Viewing several films by Walerian Borowczyk allows certain traits and patterns to form in regard to his filmmaking. From the extreme polar ends of Blanche (1971) to The Beast (1975), he's a difficult to pin-down creator, though the man's style has several factors that appear to gradually come into play. Goto, Isle of Love (1969) … Continue reading Goto, Isle of Love (1969) – Walerian Borowczyk (Arrow Video).
By the mid 1970s, the ease in censorship over large swaths of Europe lead to cinema pushing boundaries and taboo like the medium had never done before. The decade was awash with cinematic controversy and intelligent but often disturbing treatises on sexuality, drug culture, language, and violence. 1975 seems to be the pinnacle of the … Continue reading The Beast (1975) – Walerian Borowczyk (Arrow Video).
This reviewer contains spoilers. Robert Altman was a master in critiquing American forms of culture. So many of his greatest renowned work revolves around taking an American form, cultural sect, or problem and portraying their dramatically polar angles of perspective often denied to it (then and now) in mainstream culture. From early documentaries on college … Continue reading Nashville (1975) – Robert Altman (Masters of Cinema).
Despite living in an age of increased documentation, archive and detail, history can still be a tricky picture to paint. For so long, the old adage of it being written by "the winning side" has been a tried and tested bias exposed in whole chapters of recounted history. This has been a development based around … Continue reading The Missing Picture (2013) – Rithy Panh.
The latest release in the BFI Flipside series revels in the social satire of its era with glee. Though of course the main draw of the release will be Saxon Logan's main feature, Sleepwalker (1984), the release itself is built up to make a whole package of potential double and even triple bills of viewing; … Continue reading Sleepwalker (1984) – Saxon Logan, BFI Flipside.
Classical traditions and feminist ideologies collide and intertwine in Laura Mulvey and Peter Wollen's Riddles of the Sphinx (1977). It's instantly clear from its opening "contents" page that the film isn't simply going to be a piece of narrative cinema, nor is it going to be purely avant-garde. With the increasing use of the term … Continue reading Riddles of the Sphinx (1977) – Laura Mulvey and Peter Wollen (BFI).

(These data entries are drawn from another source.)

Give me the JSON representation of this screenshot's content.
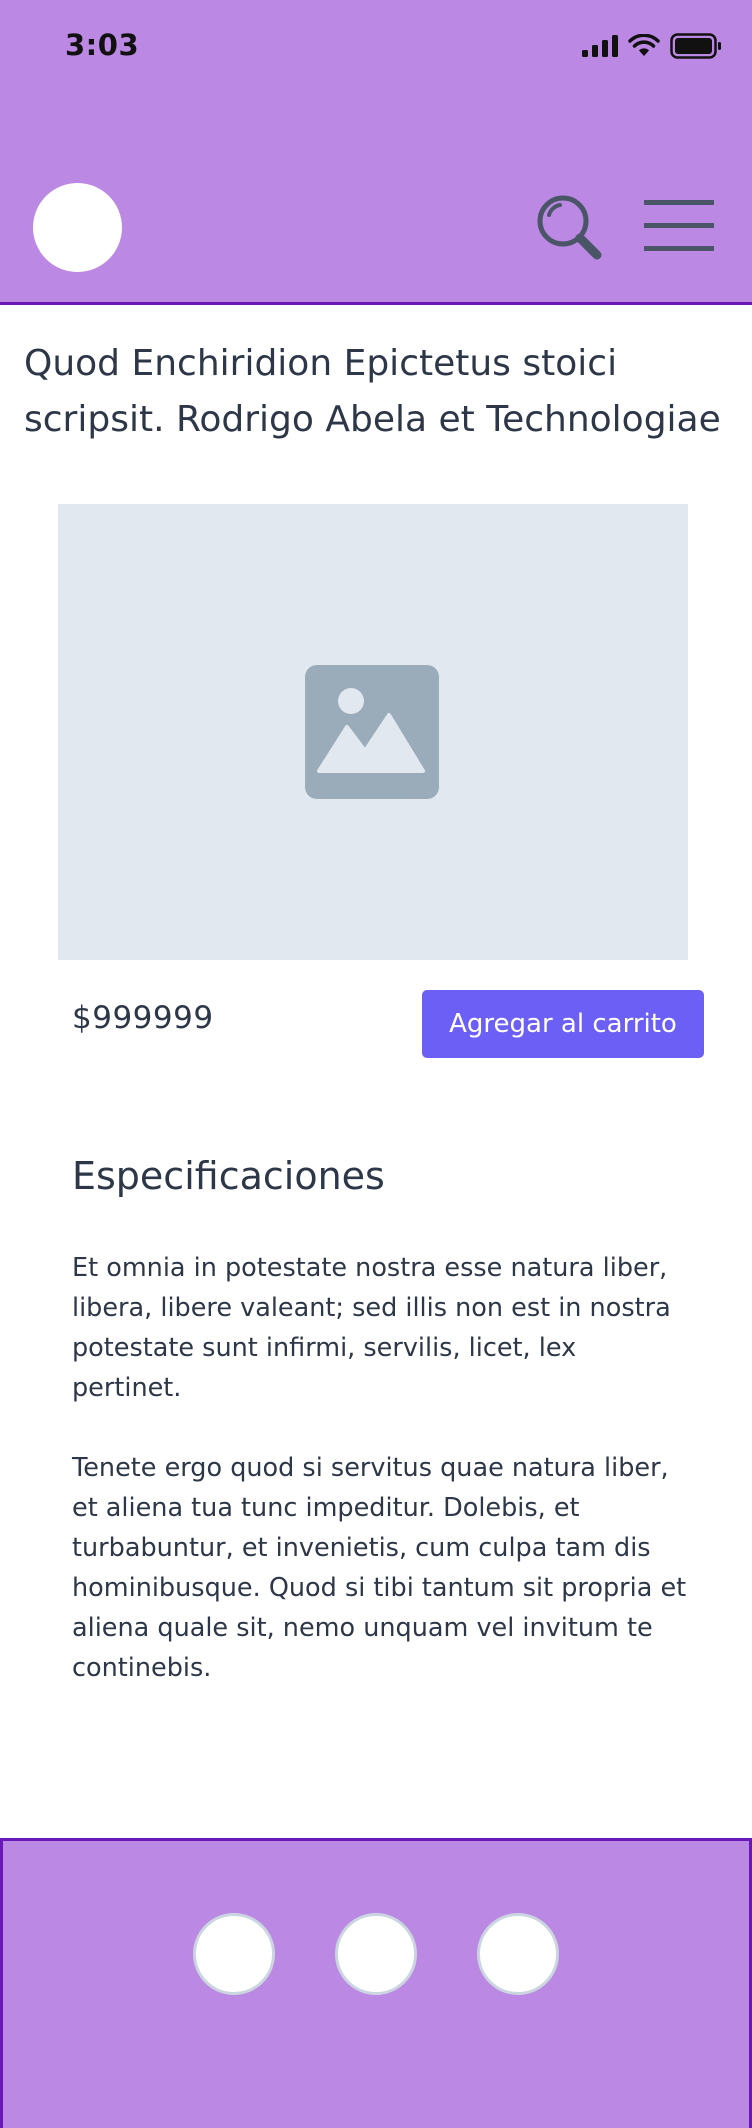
{
  "status_bar": {
    "time": "3:03"
  },
  "header": {
    "logo_icon": "avatar-circle",
    "search_icon": "magnifier-icon",
    "menu_icon": "hamburger-icon"
  },
  "product": {
    "title": "Quod Enchiridion Epictetus stoici scripsit. Rodrigo Abela et Technologiae",
    "image_icon": "image-placeholder-icon",
    "price": "$999999",
    "add_to_cart_label": "Agregar al carrito"
  },
  "specs": {
    "title": "Especificaciones",
    "paragraphs": [
      "Et omnia in potestate nostra esse natura liber, libera, libere valeant; sed illis non est in nostra potestate sunt infirmi, servilis, licet, lex pertinet.",
      "Tenete ergo quod si servitus quae natura liber, et aliena tua tunc impeditur. Dolebis, et turbabuntur, et invenietis, cum culpa tam dis hominibusque. Quod si tibi tantum sit propria et aliena quale sit, nemo unquam vel invitum te continebis."
    ]
  },
  "colors": {
    "header_bg": "#bb88e3",
    "header_border": "#6b18b8",
    "button_bg": "#6c5ff5",
    "placeholder_bg": "#e2e8f0",
    "text": "#2d3748"
  }
}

It’s an oft repeated dictum that British director, Humphrey Jennings, had a gradual decline of quality within his work towards the end of the Second World War. It’s repeated several times in the booklet of this excellent BFI release but, like many of the others who start with this statement, there is a “but”. That … Continue reading The Complete Humphrey Jennings Volume 3 (A Diary for Timothy) – BFI
Displaying a filmmaking ethic and system that would make even someone as fast-working as prodigious as Rainer Werner Fassbinder seem cautious and slow, Sadao Yamanaka should perhaps be far better known that he currently is in the West. Making twenty two films over his short but highly productive cinema career, Yamanaka can be seen as … Continue reading The Complete (Existing) Films of Sadao Yamanaka – Masters of Cinema.

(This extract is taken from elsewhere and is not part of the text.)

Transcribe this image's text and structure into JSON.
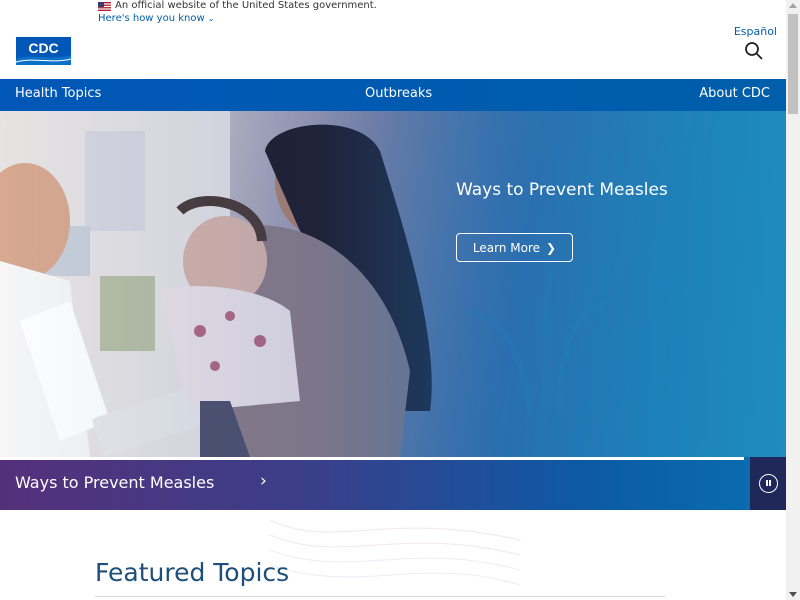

Roman Polanski’s period films don’t garner the same sort of critical attention that his genre films attain. The likes of Rosemary’s Baby (1968) and Chinatown (1974) no doubt feature more highly in film discussions than the likes of Oliver Twist (2005) or Tess (1979) yet the latter of these films presents an epic expanse that … Continue reading Tess (1979) – Roman Polanski (BFI Release)
This review contains spoilers. For a filmmaker who was supposedly uninterested in visual allegory, Josef Von Sternberg’s The Blue Angel (1930) is full of potential for visuals readings if wanted. One of the first sound films to come out of Germany, it is astonishing how the medium’s relative newness seems to have had little negative … Continue reading The Blue Angel – Josef Von Sternberg (1930, Masters of Cinema)